We often discussed the interplay between science and policy that this work involved, and the problems and misunderstandings that can arise in communicating with nonspecialists. No doubt it was all good practice for some of the later consultancy roles on controversial topics with which David was involved (perhaps the ‘dreaded’ badgers, as David used to describe them). Most recently, we would mull over the many points of similarity between HIV then and SARS-CoV-2 some 30 years later.
David had many interests and was widely read. We especially shared a love of music and I treasure memories of several visits to the opera with him. He had a dry, deadpan humor and enjoyed gently teasing his friends—those twinkling eyes are much missed.
I am most grateful to Nancy Reid for her valuable comments on this essay.
Valerie Isham has no financial or non-financial disclosures to share for this article.
Cox, D. R. (1955). Some statistical methods connected with series of events (with discussion). Journal of the Royal Statistical Society (Series B), 17(2), 129–164.
Cox, D. R. (1972). Regression models and life-tables (with discussion). Journal of the Royal Statistical Society (Series B), 34(2), 187–220.
Cox, D. R., & Isham, V. (1977). A bivariate point process connected with electronic counters. Proceedings of the Royal Society of London, A 356, 149–160.
Cox, D. R., & Isham, V. (1980). Point processes. Chapman and Hall.
Cox, D. R., & Isham, V. (1988). A simple spatial-temporal model of rainfall. Proceedings of the Royal Society of London, A 415, 317–328.
Davison, A. C., Isham, V. S., & Reid, N. M. (2022). Sir David Cox: 1924–2022. Journal of the Royal Statistical Society (Series A), 185(4), 2295–2306. https://doi.org/10.1111/rssa.12964
Great Britain, Department of Health. (1988). Short-term prediction of HIV infection and AIDS in England and Wales: Report of a Working Group (the Cox Report). H.M.S.O.

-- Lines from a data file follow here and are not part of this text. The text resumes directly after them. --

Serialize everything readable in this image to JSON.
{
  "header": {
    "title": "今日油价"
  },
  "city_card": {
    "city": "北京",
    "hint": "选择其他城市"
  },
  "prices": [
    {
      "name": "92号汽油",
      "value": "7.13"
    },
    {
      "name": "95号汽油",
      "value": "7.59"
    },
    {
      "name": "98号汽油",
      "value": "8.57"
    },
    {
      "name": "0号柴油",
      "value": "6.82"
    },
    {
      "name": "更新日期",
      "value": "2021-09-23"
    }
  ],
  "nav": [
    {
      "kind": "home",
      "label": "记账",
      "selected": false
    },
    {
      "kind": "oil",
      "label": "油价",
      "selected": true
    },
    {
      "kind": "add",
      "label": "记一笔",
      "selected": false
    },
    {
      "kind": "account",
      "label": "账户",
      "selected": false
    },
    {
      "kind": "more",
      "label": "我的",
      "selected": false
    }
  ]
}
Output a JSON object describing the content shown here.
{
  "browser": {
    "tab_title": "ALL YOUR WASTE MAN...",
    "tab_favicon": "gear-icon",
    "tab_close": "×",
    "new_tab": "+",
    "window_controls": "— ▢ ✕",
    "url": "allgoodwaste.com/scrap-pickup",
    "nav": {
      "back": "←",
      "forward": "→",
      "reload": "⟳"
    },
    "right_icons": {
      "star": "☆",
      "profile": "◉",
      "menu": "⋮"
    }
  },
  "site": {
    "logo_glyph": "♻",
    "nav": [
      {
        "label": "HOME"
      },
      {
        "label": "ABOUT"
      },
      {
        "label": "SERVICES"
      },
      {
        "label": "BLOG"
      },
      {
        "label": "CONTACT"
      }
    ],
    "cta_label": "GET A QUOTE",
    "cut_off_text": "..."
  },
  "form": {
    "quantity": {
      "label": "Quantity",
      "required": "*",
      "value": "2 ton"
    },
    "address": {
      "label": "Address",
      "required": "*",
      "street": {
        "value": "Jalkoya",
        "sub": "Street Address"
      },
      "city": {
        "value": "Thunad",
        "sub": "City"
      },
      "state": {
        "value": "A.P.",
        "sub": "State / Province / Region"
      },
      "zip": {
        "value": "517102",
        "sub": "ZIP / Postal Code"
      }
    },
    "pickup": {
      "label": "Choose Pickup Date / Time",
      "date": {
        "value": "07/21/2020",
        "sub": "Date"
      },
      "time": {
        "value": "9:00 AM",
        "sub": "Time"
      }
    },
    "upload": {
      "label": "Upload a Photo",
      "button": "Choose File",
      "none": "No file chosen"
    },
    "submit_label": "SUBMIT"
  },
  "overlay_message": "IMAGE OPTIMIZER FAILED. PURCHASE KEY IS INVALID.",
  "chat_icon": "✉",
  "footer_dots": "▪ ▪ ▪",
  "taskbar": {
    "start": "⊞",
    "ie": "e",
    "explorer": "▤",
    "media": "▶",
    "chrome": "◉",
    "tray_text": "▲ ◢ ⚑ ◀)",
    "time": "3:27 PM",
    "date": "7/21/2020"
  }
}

Isham, V. (1988). Mathematical modelling of the transmission dynamics of HIV and AIDS: A review (with discussion). Journal of the Royal Statistical Society (Series A), 151(1), 5–30, 120–123.
Isham, V., Cox, D. R., Rodríguez-Iturbe, I., Porporato, A., & Manfreda, S. (2005). Representation of the space-time variability of soil moisture. Proceedings of the Royal Society of London, A 461, 4035–4055.
Public Health Laboratory Service Working Group. (1990). Acquired Immune Deficiency Syndrome in England and Wales to end 1993. Communicable disease report. Public Health Laboratory Service (CDSC).
Rodríguez-Iturbe, I., Cox, D. R., & Isham, V. (1987). Some models for rainfall based on stochastic point processes. Proceedings of the Royal Society of London, A 410, 269–288.
Rodríguez-Iturbe, I., Cox, D. R., & Isham, V. (1988). A point process model for rainfall: Further developments. Proceedings of the Royal Society of London, A 417, 283–298.
Rodríguez-Iturbe, I., Isham, V., Cox, D. R., Manfreda, S., & Porporato, A. (2006). Space-time modeling of soil moisture: Stochastic rainfall forcing with heterogeneous vegetation. Water Resources Research, 42(6), Article W06D05, https://doi.org/10.1029/2005WR004497
Rodríguez-Iturbe, I., Porporato, A., Ridolfi, L., Isham, V., & Cox, D. R. (1999). Probabilistic modeling of water balance at a point: The role of climate, soil and vegetation. Proceedings of the Royal Society of London, A 455, 3789–3805.
©2023 Valerie Isham. This article is licensed under a Creative Commons Attribution (CC BY 4.0) International license, except where otherwise indicated with respect to particular material included in the article.